Leading economists, policy makers and opinion leaders will leave the City for Edinburgh on Thursday to make the case for radical measures to reform the banking system.

As the financial sector threatens to resume its pre-crisis culture of speculation and bonuses, this week’s major conference will present challenges to ‘business as usual’.

Speakers include: · Adam Posen, member of the Bank of England’s Monetary Policy Committee · Richard Werner, Professor of International Banking, Southampton University · Ann Pettifor, Director of Advocacy International Ltd · Tony Greenham, Head of Finance and Business at the New Economics Foundation

Adam Posen, speaking in a personal capacity, will argue that it is time to re-examine the UK’s relationship with its financial sector:

“We must be cautious about the government giving too much support and encouragement to large banks. For good reason, we do not protect and promote other industries as strategic – the same should apply to financial firms, and even more so since having global bank headquarters exposes our taxpayers to risks which other global firms do not.

“Every country has its politically protected obsession – rice in Japan, military technology in the US, autos in Germany – and the UK’s obsession with banking is more dangerous than most.” Professor Richard Werner, who coined the phrase ‘Quantitative Easing’, will ask why we have given the banks the power to create money but given them little obligation to use that power for socially useful purposes.”

Ann Pettifor, campaigner and analyst of the global financial system, will make the case for Green Quantitative Easing.

“The idea that ‘we have run out of money’ is ludicrous. The government effectively lends to itself, via the Bank of England (a nationalised bank) at very low, even negative rates of interest. There is no need whatsoever to borrow from global, private financial markets. So the government can borrow from itself to spend on sound and sustainable infrastructure – and fulfil its obligation to provide security to the nation, by addressing the threat of energy and climate insecurity.”

Tony Greenham, Head of Finance and Business at the New Economics Foundation will make the case for a much more diverse and decentralised banking system:

“Britain’s highly centralised banking system leaves many parts of the UK, and many customers including small businesses, woefully underserved. We need more local banks that focus on productive lending to their local communities instead of speculating in global financial markets. It is time to accept that tinkering around the edges is not enough – we need more radical reforms and a broader vision. This conference will challenge the complacency evident in Westminster and the City.”

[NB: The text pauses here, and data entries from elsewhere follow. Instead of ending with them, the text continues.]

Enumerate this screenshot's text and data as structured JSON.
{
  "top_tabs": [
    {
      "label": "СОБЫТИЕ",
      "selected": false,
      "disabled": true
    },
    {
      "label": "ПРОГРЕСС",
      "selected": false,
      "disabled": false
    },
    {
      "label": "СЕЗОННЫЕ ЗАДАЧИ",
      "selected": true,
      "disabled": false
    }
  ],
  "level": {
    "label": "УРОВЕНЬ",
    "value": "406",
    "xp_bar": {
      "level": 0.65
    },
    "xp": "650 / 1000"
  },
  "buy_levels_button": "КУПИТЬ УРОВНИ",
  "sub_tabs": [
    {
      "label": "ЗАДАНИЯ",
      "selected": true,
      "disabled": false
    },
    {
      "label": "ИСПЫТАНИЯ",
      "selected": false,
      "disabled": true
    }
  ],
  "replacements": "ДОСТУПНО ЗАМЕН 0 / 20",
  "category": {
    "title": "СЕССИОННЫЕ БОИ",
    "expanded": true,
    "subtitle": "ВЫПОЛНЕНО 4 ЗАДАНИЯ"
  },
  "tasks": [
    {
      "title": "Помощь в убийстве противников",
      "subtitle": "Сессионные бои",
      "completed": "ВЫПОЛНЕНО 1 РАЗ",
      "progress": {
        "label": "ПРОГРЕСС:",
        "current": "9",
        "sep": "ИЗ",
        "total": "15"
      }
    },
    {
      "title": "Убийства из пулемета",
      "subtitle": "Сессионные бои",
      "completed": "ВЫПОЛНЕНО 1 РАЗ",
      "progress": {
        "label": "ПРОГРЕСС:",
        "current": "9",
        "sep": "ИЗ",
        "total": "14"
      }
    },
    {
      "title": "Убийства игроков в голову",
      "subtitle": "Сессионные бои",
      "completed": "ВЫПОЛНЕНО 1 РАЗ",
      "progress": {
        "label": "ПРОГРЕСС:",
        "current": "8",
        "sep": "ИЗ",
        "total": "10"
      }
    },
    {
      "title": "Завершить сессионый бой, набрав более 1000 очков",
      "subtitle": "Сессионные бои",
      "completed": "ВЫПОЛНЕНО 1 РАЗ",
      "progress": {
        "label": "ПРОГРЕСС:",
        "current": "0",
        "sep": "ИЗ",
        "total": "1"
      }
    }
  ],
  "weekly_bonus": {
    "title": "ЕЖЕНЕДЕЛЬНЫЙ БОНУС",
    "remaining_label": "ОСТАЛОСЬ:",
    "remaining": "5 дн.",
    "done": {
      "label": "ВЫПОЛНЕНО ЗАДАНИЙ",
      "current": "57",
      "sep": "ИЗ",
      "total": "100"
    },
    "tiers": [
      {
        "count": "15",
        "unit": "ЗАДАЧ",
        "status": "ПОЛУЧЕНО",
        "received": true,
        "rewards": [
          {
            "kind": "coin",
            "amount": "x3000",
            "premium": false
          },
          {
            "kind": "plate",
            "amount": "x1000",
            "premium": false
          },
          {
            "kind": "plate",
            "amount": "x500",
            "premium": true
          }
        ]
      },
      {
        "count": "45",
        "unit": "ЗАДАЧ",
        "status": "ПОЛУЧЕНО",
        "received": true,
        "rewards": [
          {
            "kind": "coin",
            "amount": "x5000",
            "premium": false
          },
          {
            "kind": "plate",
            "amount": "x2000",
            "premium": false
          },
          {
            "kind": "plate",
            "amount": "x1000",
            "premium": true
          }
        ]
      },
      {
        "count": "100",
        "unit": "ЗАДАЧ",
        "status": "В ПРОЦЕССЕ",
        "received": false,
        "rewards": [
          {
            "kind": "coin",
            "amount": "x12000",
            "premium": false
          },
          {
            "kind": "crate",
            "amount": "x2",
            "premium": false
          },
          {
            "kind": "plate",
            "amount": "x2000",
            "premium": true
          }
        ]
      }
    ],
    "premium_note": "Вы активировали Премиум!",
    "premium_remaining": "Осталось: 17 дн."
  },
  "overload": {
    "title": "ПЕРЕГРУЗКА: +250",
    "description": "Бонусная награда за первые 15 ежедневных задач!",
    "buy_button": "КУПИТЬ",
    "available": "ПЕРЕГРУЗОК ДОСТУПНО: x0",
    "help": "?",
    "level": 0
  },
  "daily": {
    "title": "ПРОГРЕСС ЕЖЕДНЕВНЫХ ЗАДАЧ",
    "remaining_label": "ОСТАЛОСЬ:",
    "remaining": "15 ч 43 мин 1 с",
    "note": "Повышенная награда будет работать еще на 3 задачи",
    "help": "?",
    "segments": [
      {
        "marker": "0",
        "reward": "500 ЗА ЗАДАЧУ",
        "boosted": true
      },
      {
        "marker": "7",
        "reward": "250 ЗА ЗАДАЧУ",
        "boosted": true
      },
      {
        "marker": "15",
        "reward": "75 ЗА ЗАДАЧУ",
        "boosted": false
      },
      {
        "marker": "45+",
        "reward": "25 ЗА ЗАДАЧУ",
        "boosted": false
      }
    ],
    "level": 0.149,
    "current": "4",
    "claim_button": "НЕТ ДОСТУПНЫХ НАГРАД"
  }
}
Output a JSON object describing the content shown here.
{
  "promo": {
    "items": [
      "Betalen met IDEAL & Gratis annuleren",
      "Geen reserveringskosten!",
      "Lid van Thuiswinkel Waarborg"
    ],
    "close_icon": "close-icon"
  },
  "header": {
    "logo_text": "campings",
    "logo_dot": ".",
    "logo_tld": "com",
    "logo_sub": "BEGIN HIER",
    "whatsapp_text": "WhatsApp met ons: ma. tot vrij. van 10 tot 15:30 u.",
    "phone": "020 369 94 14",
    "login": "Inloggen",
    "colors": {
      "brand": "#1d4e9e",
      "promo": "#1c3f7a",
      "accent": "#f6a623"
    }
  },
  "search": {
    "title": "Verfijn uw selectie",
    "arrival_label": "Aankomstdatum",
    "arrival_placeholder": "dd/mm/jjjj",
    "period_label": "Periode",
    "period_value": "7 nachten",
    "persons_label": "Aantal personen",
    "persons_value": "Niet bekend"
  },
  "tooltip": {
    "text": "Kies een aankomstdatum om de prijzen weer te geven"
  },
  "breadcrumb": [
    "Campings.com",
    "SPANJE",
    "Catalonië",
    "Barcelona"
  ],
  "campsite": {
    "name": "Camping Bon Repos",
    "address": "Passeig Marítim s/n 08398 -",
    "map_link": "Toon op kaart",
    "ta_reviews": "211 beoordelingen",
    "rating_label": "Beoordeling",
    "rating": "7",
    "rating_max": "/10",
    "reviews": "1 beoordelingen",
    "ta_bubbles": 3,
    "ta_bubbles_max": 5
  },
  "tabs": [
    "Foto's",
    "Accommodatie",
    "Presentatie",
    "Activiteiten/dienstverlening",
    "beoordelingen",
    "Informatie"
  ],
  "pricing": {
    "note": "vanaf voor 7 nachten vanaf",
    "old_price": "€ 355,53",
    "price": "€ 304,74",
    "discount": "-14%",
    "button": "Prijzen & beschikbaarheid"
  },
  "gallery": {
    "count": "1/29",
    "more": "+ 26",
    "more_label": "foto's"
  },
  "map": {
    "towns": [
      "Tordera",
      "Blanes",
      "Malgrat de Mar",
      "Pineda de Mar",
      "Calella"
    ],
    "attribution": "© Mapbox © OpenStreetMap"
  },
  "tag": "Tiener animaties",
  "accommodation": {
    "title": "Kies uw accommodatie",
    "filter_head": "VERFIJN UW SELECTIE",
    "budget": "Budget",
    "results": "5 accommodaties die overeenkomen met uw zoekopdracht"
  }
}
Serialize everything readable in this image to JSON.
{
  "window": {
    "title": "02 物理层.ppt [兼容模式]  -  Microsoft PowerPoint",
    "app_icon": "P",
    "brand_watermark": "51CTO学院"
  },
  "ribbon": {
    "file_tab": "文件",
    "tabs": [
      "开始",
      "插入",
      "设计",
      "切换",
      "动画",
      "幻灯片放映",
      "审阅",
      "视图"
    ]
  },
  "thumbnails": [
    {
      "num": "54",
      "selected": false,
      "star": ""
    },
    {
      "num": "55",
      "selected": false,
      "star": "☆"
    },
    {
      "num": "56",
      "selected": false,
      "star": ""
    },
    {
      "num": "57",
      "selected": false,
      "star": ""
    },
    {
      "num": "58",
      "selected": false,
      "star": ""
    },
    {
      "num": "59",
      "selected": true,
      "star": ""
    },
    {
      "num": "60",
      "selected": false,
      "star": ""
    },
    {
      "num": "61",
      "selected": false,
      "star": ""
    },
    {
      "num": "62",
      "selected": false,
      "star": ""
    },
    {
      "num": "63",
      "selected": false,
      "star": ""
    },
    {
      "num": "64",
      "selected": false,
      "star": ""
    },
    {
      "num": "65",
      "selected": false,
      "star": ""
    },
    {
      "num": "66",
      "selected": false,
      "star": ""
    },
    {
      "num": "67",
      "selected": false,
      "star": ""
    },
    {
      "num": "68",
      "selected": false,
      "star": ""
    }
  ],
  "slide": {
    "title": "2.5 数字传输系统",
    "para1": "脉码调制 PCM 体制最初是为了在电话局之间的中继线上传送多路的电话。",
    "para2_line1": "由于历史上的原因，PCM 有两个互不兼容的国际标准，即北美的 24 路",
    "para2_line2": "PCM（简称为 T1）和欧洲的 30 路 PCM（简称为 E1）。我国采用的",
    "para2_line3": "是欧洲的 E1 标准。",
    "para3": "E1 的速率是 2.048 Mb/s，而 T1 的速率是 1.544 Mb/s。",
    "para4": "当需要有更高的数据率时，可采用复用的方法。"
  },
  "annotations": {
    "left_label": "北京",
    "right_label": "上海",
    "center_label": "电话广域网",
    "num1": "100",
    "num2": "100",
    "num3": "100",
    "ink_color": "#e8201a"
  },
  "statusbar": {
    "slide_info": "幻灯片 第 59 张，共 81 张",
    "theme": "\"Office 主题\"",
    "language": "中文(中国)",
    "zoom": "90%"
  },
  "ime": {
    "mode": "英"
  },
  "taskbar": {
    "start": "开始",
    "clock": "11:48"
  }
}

The conference has been organised by Friends of the Earth Scotland, in partnership with a broad range of civil society organisations, including UNISON, Christian Aid, the University of Edinburgh Business School, the STUC, the World Development Movement, Compass and the New Economics Foundation.

Beth Stratford, Sustainable Economics Campaigner at Friends of the Earth Scotland, explains the purpose of the event:

“We believe it is time to open up the debate on banking reform, and to be clear about what we expect from our banks. The UK Government had to put up £1.2 trillion of taxpayers’ money to rescue the banking sector. It is not acceptable that banks continue to pump money into destabilising speculation and harmful industries such as tar sands extraction, whilst rewarding themselves with enormous bonuses.

The regulatory regime has failed – it gives too much power to the banks, and offers us too little democratic control. We are challenging thinkers from all quarters to put forward positive proposals that will transform the banking system into one that serves the interests of people and planet, rather than the other way round.”

The conference is on Thursday 19 and Friday 20 April at the Univeresity of Edinburg. The conference is aimed at policy makers, economists, trade unionists, environmentalists, bankers, journalists, campaigners and politicians.

Tickets are now available online at www.justbanking.org.uk

Journalists wishing to attend should register for free with the Friends of the Earth Scotland press office.


For interviews with speakers and media enquiries, please contact: Per Fischer, Press Office, Friends of the Earth Scotland t: 0131 243 2715 e: 

Notes to Editors

1.The conference has been organised by Friends of the Earth Scotland, in partnership with Unison, the World Development Movement, Christian Aid, the New Economics Foundation, Compass, the University of Edinburgh Economics Society, the University of Edinburgh Business School and Scottish Trade Union Congress. It has been generously supported by Triodos Bank, the Carnegie Trust, and Edinburgh University Students Association.

2. A full list of speakers and biogs is available at: www.justbanking.org.uk/category/speakers

3. The full agenda can be viewed here: www.justbanking.org.uk/agenda

4. Friends of the Earth Scotland is * Scotland’s leading environmental campaigning organisation * An independent Scottish charity with a network of thousands of supporters and active local groups across Scotland * Part of the largest grassroots environmental network in the world, uniting over 2 million supporters, 77 national member groups, and some 5,000 local activist groups – covering every continent. www.foe-scotland.org.uk